The good news for the Warriors (or at least for their fans) is that the team should be entertaining as ever to watch. Newcomers Corey Maggette and Ronny Turiaf should be perfect fits to play in Nellie's uptempo system, and Kelenna Azubuike and Marco Bellinelli should also do an excellent job of lighting it up. The Golden State Warriors: Where scoring (but not much winning) happens.
Another place where scoring happens is in Sacramento, but there it's mostly done by one player. The Kings' Kevin Martin has very quietly become one of the best (and certainly most efficient) offensive weapons in the game, but playing in Sac-town for a team that lately has found itself out of the playoff picture, not many people have noticed. But that might start to change this season, as Martin might be the most famous King left on the roster (next to Brad Miller of course).
Mike Bibby and Ron Artest were the big names on the team a year ago, but they weren't the biggest producers. The team's point, rebound, and assist leaders from last season (Martin, Miller, and Beno Udrih) all return, and if coach Reggie Theus can get anything out of Spencer Hawes or either of his two rookie bigs, the Kings could -- could -- be right there battling for the West's final playoff spot at season's end.
The last team to discuss in our divisional preview here might just be the most intriguing of the bunch. The Phoenix Suns ruined their chances last season by trading for Shaquille O'Neal so late in the year. But now, with a full season together and under a new head coach, the Suns could very well be headed for a run deep into the post-season.
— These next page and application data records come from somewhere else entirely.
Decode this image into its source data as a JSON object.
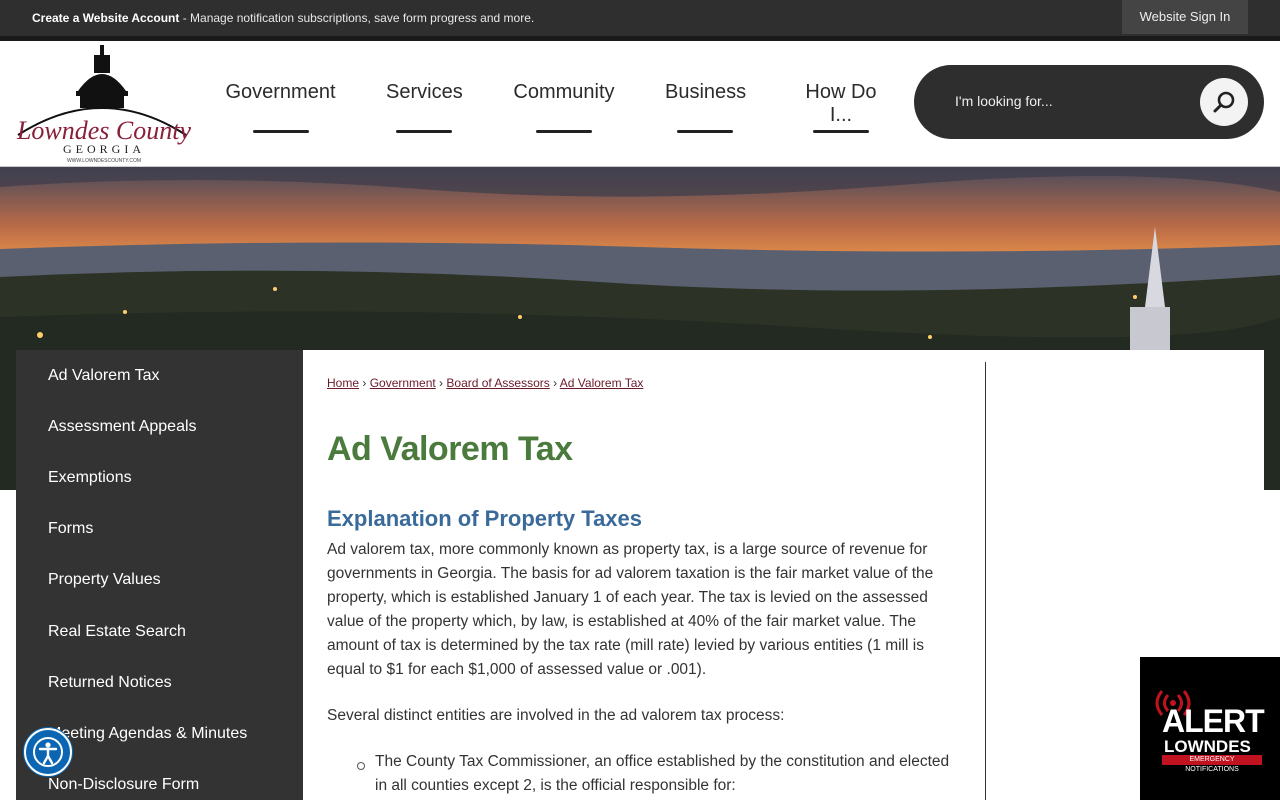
{
  "topbar": {
    "account_link": "Create a Website Account",
    "account_text": " - Manage notification subscriptions, save form progress and more.",
    "signin": "Website Sign In"
  },
  "logo": {
    "line1": "Lowndes County",
    "line2": "GEORGIA",
    "line3": "WWW.LOWNDESCOUNTY.COM"
  },
  "nav": [
    "Government",
    "Services",
    "Community",
    "Business",
    "How Do I..."
  ],
  "search": {
    "placeholder": "I'm looking for..."
  },
  "sidebar": {
    "items": [
      "Ad Valorem Tax",
      "Assessment Appeals",
      "Exemptions",
      "Forms",
      "Property Values",
      "Real Estate Search",
      "Returned Notices",
      "Meeting Agendas & Minutes",
      "Non-Disclosure Form"
    ]
  },
  "breadcrumb": [
    "Home",
    "Government",
    "Board of Assessors",
    "Ad Valorem Tax"
  ],
  "page": {
    "title": "Ad Valorem Tax",
    "subtitle": "Explanation of Property Taxes",
    "para1": "Ad valorem tax, more commonly known as property tax, is a large source of revenue for governments in Georgia. The basis for ad valorem taxation is the fair market value of the property, which is established January 1 of each year. The tax is levied on the assessed value of the property which, by law, is established at 40% of the fair market value. The amount of tax is determined by the tax rate (mill rate) levied by various entities (1 mill is equal to $1 for each $1,000 of assessed value or .001).",
    "para2": "Several distinct entities are involved in the ad valorem tax process:",
    "bullet1": "The County Tax Commissioner, an office established by the constitution and elected in all counties except 2, is the official responsible for:"
  },
  "alert": {
    "line1": "ALERT",
    "line2": "LOWNDES",
    "line3": "EMERGENCY NOTIFICATIONS"
  }
}
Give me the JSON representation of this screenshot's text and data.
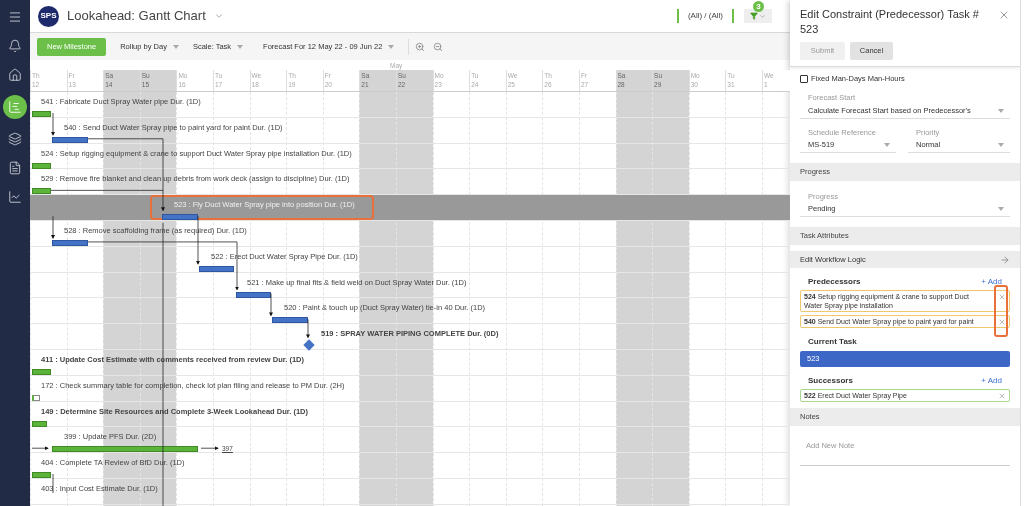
{
  "sidebar": {
    "items": [
      {
        "kind": "menu",
        "selected": false
      },
      {
        "kind": "bell",
        "selected": false
      },
      {
        "kind": "home",
        "selected": false
      },
      {
        "kind": "gantt",
        "selected": true
      },
      {
        "kind": "layers",
        "selected": false
      },
      {
        "kind": "document",
        "selected": false
      },
      {
        "kind": "chart",
        "selected": false
      }
    ]
  },
  "header": {
    "logo": "SPS",
    "title": "Lookahead: Gantt Chart",
    "filter_scope": "(All) / (All)",
    "filter_count": "3"
  },
  "toolbar": {
    "new_button": "New Milestone",
    "dropdowns": [
      "Rollup by Day",
      "Scale: Task",
      "Forecast For 12 May 22 - 09 Jun 22"
    ]
  },
  "timeline": {
    "month": "May",
    "days": [
      {
        "weekday": "Th",
        "date": "12",
        "weekend": false
      },
      {
        "weekday": "Fr",
        "date": "13",
        "weekend": false
      },
      {
        "weekday": "Sa",
        "date": "14",
        "weekend": true
      },
      {
        "weekday": "Su",
        "date": "15",
        "weekend": true
      },
      {
        "weekday": "Mo",
        "date": "16",
        "weekend": false
      },
      {
        "weekday": "Tu",
        "date": "17",
        "weekend": false
      },
      {
        "weekday": "We",
        "date": "18",
        "weekend": false
      },
      {
        "weekday": "Th",
        "date": "19",
        "weekend": false
      },
      {
        "weekday": "Fr",
        "date": "20",
        "weekend": false
      },
      {
        "weekday": "Sa",
        "date": "21",
        "weekend": true
      },
      {
        "weekday": "Su",
        "date": "22",
        "weekend": true
      },
      {
        "weekday": "Mo",
        "date": "23",
        "weekend": false
      },
      {
        "weekday": "Tu",
        "date": "24",
        "weekend": false
      },
      {
        "weekday": "We",
        "date": "25",
        "weekend": false
      },
      {
        "weekday": "Th",
        "date": "26",
        "weekend": false
      },
      {
        "weekday": "Fr",
        "date": "27",
        "weekend": false
      },
      {
        "weekday": "Sa",
        "date": "28",
        "weekend": true
      },
      {
        "weekday": "Su",
        "date": "29",
        "weekend": true
      },
      {
        "weekday": "Mo",
        "date": "30",
        "weekend": false
      },
      {
        "weekday": "Tu",
        "date": "31",
        "weekend": false
      },
      {
        "weekday": "We",
        "date": "1",
        "weekend": false
      }
    ]
  },
  "tasks": [
    {
      "label": "541 : Fabricate Duct Spray Water pipe Dur. (1D)",
      "kind": "complete",
      "bold": false,
      "selected": false
    },
    {
      "label": "540 : Send Duct Water Spray pipe to paint yard for paint Dur. (1D)",
      "kind": "planned",
      "bold": false,
      "selected": false
    },
    {
      "label": "524 : Setup rigging equipment & crane to support Duct Water Spray pipe installation Dur. (1D)",
      "kind": "complete",
      "bold": false,
      "selected": false
    },
    {
      "label": "529 : Remove fire blanket and clean up debris from work deck (assign to discipline) Dur. (1D)",
      "kind": "complete",
      "bold": false,
      "selected": false
    },
    {
      "label": "523 : Fly Duct Water Spray pipe into position Dur. (1D)",
      "kind": "planned",
      "bold": false,
      "selected": true
    },
    {
      "label": "528 : Remove scaffolding frame (as required) Dur. (1D)",
      "kind": "planned",
      "bold": false,
      "selected": false
    },
    {
      "label": "522 : Erect Duct Water Spray Pipe Dur. (1D)",
      "kind": "planned",
      "bold": false,
      "selected": false
    },
    {
      "label": "521 : Make up final fits & field weld on Duct Spray Water Dur. (1D)",
      "kind": "planned",
      "bold": false,
      "selected": false
    },
    {
      "label": "520 : Paint & touch up (Duct Spray Water) tie-in 40 Dur. (1D)",
      "kind": "planned",
      "bold": false,
      "selected": false
    },
    {
      "label": "519 : SPRAY WATER PIPING COMPLETE Dur. (0D)",
      "kind": "milestone",
      "bold": true,
      "selected": false
    },
    {
      "label": "411 : Update Cost Estimate with comments received from review Dur. (1D)",
      "kind": "complete",
      "bold": true,
      "selected": false
    },
    {
      "label": "172 : Check summary table for completion, check lot plan filing and release to PM Dur. (2H)",
      "kind": "outline",
      "bold": false,
      "selected": false
    },
    {
      "label": "149 : Determine Site Resources and Complete 3-Week Lookahead Dur. (1D)",
      "kind": "complete",
      "bold": true,
      "selected": false
    },
    {
      "label": "399 : Update PFS Dur. (2D)",
      "kind": "complete",
      "bold": false,
      "selected": false,
      "successor_link": "397"
    },
    {
      "label": "404 : Complete TA Review of BfD Dur. (1D)",
      "kind": "complete",
      "bold": false,
      "selected": false
    },
    {
      "label": "403 : Input Cost Estimate Dur. (1D)",
      "kind": "none",
      "bold": false,
      "selected": false
    }
  ],
  "panel": {
    "title": "Edit Constraint (Predecessor) Task # 523",
    "submit": {
      "label": "Submit",
      "disabled": true
    },
    "cancel": "Cancel",
    "fixed_checkbox": {
      "label": "Fixed Man-Days Man-Hours",
      "checked": false
    },
    "forecast_start": {
      "label": "Forecast Start",
      "value": "Calculate Forecast Start based on Predecessor's"
    },
    "schedule_reference": {
      "label": "Schedule Reference",
      "value": "MS-519"
    },
    "priority": {
      "label": "Priority",
      "value": "Normal"
    },
    "progress_section": "Progress",
    "progress": {
      "label": "Progress",
      "value": "Pending"
    },
    "task_attributes_section": "Task Attributes",
    "workflow_section": "Edit Workflow Logic",
    "predecessors": {
      "heading": "Predecessors",
      "add": "+ Add",
      "items": [
        {
          "id": "524",
          "text": "Setup rigging equipment & crane to support Duct Water Spray pipe installation"
        },
        {
          "id": "540",
          "text": "Send Duct Water Spray pipe to paint yard for paint"
        }
      ]
    },
    "current_task": {
      "heading": "Current Task",
      "value": "523"
    },
    "successors": {
      "heading": "Successors",
      "add": "+ Add",
      "items": [
        {
          "id": "522",
          "text": "Erect Duct Water Spray Pipe"
        }
      ]
    },
    "notes_section": "Notes",
    "notes": {
      "placeholder": "Add New Note"
    }
  }
}
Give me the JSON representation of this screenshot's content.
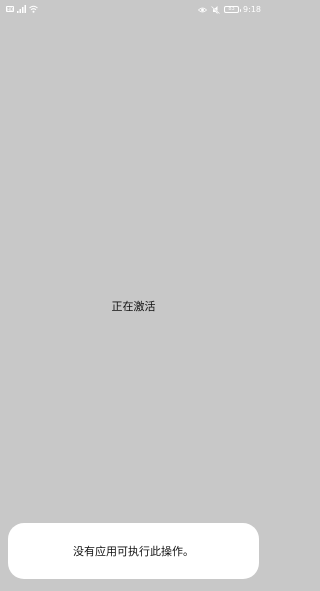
{
  "status_bar": {
    "sim_label": "HD",
    "battery_level": "83",
    "time": "9:18",
    "icons": [
      "sim-icon",
      "signal-icon",
      "wifi-icon",
      "eye-icon",
      "mute-icon",
      "battery-icon"
    ]
  },
  "main": {
    "activating_text": "正在激活"
  },
  "toast": {
    "message": "没有应用可执行此操作。"
  }
}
Think about it: Steve Nash and Amare Stoudemire are a more mature, more dangerous version of Chris Paul and David West. The Hornets' time is the (possibly immediate) future; Nash and Amare's time might be right now. Shaq looks to be in excellent condition to start the season, similar to that of his title run with the Heat in 2006. And with rookie Robin Lopez (sideshow Rob, for the uninitiated) there to spell him during the regular season, he might be fresh and ready to contribute to one more championship run in the Desert.
Sure, I still worry about the team's perimeter defense and lack of three-point shooters. But Terry Porter promises to implement defensive strategies on a daily basis, as well as more patient offensive sets to take advantage of the team's personnel strengths. The Suns might enter this season as the team in the division with the most question marks; they also are the team with the most upside.